■ **Required action**
Only the lines holding the word "Dados" are wanted; copy each of them from the listing.

■ **Material supplied**
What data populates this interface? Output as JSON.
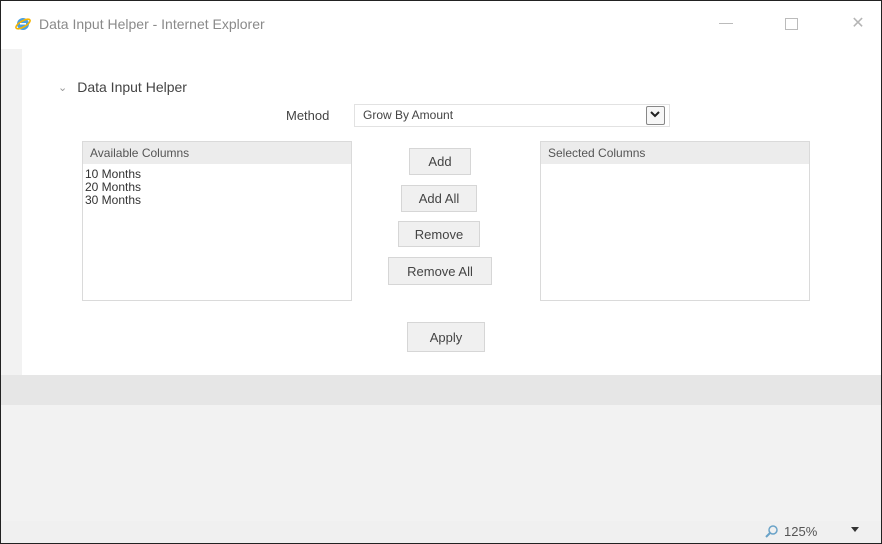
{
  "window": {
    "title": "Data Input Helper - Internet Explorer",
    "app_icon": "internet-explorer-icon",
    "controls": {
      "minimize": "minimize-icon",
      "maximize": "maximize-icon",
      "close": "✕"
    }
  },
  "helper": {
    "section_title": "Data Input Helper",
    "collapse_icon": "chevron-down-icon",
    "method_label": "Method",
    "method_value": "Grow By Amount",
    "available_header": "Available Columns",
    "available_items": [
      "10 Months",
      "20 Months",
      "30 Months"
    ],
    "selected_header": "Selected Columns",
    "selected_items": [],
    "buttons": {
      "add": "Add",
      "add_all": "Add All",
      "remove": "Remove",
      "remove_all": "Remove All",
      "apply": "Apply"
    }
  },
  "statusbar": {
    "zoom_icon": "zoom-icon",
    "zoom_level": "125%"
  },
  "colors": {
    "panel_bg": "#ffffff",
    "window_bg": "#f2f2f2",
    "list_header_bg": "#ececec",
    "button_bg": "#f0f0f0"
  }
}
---
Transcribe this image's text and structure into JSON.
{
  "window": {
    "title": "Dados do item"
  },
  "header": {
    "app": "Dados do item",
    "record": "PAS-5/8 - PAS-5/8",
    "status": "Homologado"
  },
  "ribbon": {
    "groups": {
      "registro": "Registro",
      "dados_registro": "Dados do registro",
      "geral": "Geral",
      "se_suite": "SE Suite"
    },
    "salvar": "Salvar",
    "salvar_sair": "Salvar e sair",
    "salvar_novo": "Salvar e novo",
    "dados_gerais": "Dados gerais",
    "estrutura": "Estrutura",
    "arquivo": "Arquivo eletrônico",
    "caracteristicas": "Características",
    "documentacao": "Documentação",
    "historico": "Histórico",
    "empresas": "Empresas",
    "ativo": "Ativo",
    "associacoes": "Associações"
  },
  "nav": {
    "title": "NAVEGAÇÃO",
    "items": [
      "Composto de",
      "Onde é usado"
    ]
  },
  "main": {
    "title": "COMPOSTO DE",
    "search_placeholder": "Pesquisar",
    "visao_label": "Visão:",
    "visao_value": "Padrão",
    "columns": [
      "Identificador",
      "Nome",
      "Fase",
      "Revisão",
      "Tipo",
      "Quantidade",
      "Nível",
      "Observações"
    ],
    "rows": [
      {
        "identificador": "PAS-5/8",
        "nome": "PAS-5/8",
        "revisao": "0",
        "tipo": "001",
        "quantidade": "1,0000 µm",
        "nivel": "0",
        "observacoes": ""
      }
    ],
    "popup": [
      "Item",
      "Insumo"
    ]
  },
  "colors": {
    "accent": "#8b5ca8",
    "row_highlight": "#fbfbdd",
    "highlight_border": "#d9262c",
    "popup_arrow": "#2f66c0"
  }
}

■ **Task solution**
    "title": "Dados do item"
    "app": "Dados do item",
      "dados_registro": "Dados do registro",
    "dados_gerais": "Dados gerais",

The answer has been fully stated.